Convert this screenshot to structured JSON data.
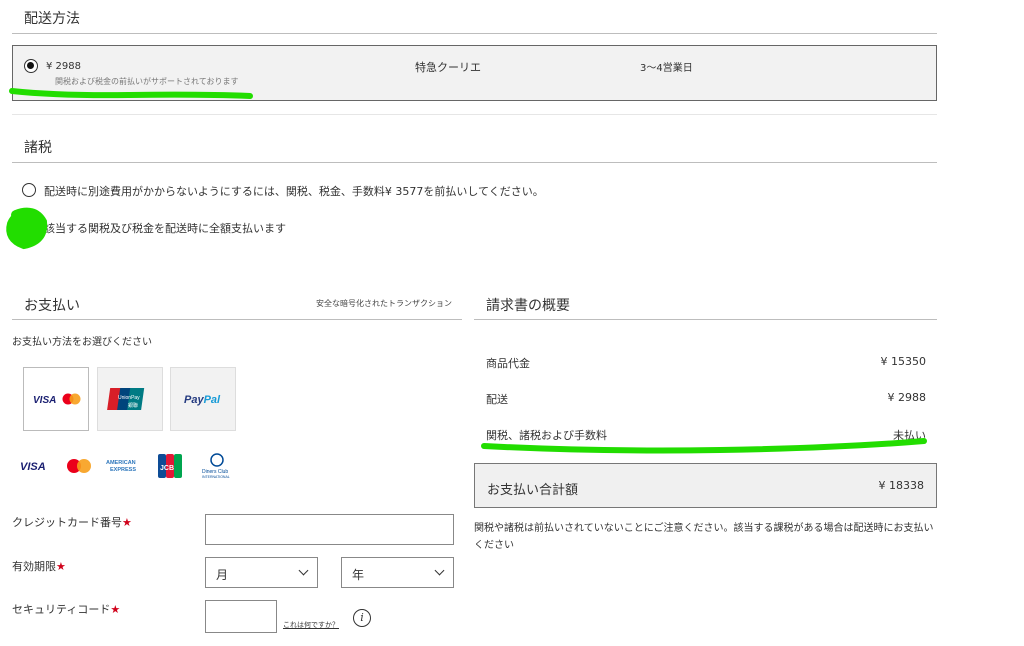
{
  "shipping": {
    "title": "配送方法",
    "option": {
      "price": "¥ 2988",
      "note": "関税および税金の前払いがサポートされております",
      "carrier": "特急クーリエ",
      "eta": "3〜4営業日"
    }
  },
  "duties": {
    "title": "諸税",
    "options": [
      {
        "label": "配送時に別途費用がかからないようにするには、関税、税金、手数料¥ 3577を前払いしてください。",
        "selected": false
      },
      {
        "label": "該当する関税及び税金を配送時に全額支払います",
        "selected": true
      }
    ]
  },
  "payment": {
    "title": "お支払い",
    "secure_note": "安全な暗号化されたトランザクション",
    "choose_label": "お支払い方法をお選びください",
    "methods": [
      {
        "name": "visa-mastercard",
        "selected": true
      },
      {
        "name": "unionpay",
        "text": "UnionPay 銀聯",
        "selected": false
      },
      {
        "name": "paypal",
        "text": "PayPal",
        "selected": false
      }
    ],
    "card_logos": {
      "visa": "VISA",
      "mastercard": "MasterCard",
      "amex": "AMERICAN EXPRESS",
      "jcb": "JCB",
      "diners": "Diners Club"
    },
    "card_number_label": "クレジットカード番号",
    "expiry_label": "有効期限",
    "month_placeholder": "月",
    "year_placeholder": "年",
    "security_code_label": "セキュリティコード",
    "help_link": "これは何ですか？",
    "required_mark": "★"
  },
  "summary": {
    "title": "請求書の概要",
    "rows": [
      {
        "label": "商品代金",
        "value": "¥ 15350"
      },
      {
        "label": "配送",
        "value": "¥ 2988"
      },
      {
        "label": "関税、諸税および手数料",
        "value": "未払い"
      }
    ],
    "total_label": "お支払い合計額",
    "total_value": "¥ 18338",
    "notice": "関税や諸税は前払いされていないことにご注意ください。該当する課税がある場合は配送時にお支払いください"
  },
  "colors": {
    "highlight": "#22dd00",
    "required": "#d0021b",
    "panel": "#f2f2f2"
  }
}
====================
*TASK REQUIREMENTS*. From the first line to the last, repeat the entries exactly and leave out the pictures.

*REPLY*.
Convert this screenshot to structured JSON data.
{
  "shipping": {
    "title": "配送方法",
    "option": {
      "price": "¥ 2988",
      "note": "関税および税金の前払いがサポートされております",
      "carrier": "特急クーリエ",
      "eta": "3〜4営業日"
    }
  },
  "duties": {
    "title": "諸税",
    "options": [
      {
        "label": "配送時に別途費用がかからないようにするには、関税、税金、手数料¥ 3577を前払いしてください。",
        "selected": false
      },
      {
        "label": "該当する関税及び税金を配送時に全額支払います",
        "selected": true
      }
    ]
  },
  "payment": {
    "title": "お支払い",
    "secure_note": "安全な暗号化されたトランザクション",
    "choose_label": "お支払い方法をお選びください",
    "methods": [
      {
        "name": "visa-mastercard",
        "selected": true
      },
      {
        "name": "unionpay",
        "text": "UnionPay 銀聯",
        "selected": false
      },
      {
        "name": "paypal",
        "text": "PayPal",
        "selected": false
      }
    ],
    "card_logos": {
      "visa": "VISA",
      "mastercard": "MasterCard",
      "amex": "AMERICAN EXPRESS",
      "jcb": "JCB",
      "diners": "Diners Club"
    },
    "card_number_label": "クレジットカード番号",
    "expiry_label": "有効期限",
    "month_placeholder": "月",
    "year_placeholder": "年",
    "security_code_label": "セキュリティコード",
    "help_link": "これは何ですか？",
    "required_mark": "★"
  },
  "summary": {
    "title": "請求書の概要",
    "rows": [
      {
        "label": "商品代金",
        "value": "¥ 15350"
      },
      {
        "label": "配送",
        "value": "¥ 2988"
      },
      {
        "label": "関税、諸税および手数料",
        "value": "未払い"
      }
    ],
    "total_label": "お支払い合計額",
    "total_value": "¥ 18338",
    "notice": "関税や諸税は前払いされていないことにご注意ください。該当する課税がある場合は配送時にお支払いください"
  },
  "colors": {
    "highlight": "#22dd00",
    "required": "#d0021b",
    "panel": "#f2f2f2"
  }
}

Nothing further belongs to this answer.